═════ SOURCE RECORDS ═════

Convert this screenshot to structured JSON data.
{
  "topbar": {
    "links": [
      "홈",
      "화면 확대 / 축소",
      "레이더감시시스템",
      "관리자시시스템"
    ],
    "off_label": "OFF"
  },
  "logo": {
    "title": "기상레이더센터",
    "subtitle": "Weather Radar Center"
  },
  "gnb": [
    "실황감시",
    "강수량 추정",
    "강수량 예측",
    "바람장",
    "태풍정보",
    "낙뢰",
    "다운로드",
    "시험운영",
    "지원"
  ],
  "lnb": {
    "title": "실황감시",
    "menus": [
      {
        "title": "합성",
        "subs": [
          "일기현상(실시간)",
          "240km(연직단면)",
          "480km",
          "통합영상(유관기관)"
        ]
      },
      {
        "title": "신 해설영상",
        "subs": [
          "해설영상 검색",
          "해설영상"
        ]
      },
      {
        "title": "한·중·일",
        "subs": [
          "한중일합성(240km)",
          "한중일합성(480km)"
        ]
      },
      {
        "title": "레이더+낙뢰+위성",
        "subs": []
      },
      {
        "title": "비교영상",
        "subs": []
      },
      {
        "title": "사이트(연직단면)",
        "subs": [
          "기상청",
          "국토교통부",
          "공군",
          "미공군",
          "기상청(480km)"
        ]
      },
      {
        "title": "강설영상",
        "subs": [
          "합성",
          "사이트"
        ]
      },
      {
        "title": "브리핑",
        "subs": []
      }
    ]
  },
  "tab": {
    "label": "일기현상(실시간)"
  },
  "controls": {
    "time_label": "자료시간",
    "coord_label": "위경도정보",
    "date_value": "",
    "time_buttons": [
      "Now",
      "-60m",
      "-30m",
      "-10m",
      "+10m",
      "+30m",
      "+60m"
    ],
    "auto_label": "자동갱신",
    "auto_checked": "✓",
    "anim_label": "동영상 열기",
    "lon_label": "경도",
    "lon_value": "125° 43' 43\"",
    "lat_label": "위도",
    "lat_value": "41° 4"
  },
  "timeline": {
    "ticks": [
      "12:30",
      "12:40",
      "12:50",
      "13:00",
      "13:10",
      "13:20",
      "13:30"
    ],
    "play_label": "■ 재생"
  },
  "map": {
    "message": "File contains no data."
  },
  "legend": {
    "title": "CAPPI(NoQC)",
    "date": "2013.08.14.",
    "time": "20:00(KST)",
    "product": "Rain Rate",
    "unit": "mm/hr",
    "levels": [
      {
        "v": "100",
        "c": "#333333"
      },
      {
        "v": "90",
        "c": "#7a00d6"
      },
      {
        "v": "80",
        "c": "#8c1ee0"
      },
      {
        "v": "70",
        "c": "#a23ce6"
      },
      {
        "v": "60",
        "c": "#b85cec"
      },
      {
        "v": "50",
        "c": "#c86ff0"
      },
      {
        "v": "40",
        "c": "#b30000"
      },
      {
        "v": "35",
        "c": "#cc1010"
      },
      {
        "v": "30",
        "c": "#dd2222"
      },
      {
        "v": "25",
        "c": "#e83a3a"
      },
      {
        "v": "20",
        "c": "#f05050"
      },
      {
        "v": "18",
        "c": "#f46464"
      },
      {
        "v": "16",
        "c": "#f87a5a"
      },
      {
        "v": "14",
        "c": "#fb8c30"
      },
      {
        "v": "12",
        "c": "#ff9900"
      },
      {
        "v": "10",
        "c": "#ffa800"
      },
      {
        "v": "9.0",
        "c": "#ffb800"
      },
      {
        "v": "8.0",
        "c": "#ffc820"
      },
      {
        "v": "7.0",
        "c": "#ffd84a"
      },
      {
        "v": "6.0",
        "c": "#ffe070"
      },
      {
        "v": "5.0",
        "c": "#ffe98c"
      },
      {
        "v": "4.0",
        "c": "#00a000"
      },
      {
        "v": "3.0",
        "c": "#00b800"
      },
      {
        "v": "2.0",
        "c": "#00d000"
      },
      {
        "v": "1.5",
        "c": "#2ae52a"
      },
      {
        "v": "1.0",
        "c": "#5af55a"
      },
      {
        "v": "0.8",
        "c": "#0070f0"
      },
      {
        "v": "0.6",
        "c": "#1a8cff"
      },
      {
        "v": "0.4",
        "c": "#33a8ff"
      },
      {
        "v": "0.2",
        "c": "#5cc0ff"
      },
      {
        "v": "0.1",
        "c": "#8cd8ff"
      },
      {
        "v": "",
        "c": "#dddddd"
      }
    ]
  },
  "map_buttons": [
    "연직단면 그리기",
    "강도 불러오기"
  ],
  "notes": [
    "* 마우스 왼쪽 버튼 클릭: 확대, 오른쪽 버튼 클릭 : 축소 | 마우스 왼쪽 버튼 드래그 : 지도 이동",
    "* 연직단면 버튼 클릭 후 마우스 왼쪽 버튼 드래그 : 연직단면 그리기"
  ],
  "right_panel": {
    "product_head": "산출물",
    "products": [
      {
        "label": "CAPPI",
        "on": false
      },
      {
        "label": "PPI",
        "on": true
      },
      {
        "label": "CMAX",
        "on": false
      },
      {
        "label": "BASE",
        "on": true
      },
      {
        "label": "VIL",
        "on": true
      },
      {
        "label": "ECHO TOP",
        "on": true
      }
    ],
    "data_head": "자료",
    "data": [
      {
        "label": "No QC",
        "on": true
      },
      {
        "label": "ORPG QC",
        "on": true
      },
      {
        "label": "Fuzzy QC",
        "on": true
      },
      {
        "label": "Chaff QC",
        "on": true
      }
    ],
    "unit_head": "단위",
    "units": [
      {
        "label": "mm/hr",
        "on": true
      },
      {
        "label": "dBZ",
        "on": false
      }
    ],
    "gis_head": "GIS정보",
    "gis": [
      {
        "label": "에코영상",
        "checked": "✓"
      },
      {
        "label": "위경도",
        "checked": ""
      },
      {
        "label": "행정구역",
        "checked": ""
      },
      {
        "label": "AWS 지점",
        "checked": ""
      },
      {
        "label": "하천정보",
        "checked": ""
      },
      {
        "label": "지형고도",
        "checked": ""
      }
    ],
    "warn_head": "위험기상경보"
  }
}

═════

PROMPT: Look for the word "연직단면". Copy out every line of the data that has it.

RESPONSE BELOW:
          "240km(연직단면)",
        "title": "사이트(연직단면)",
    "연직단면 그리기",
    "* 연직단면 버튼 클릭 후 마우스 왼쪽 버튼 드래그 : 연직단면 그리기"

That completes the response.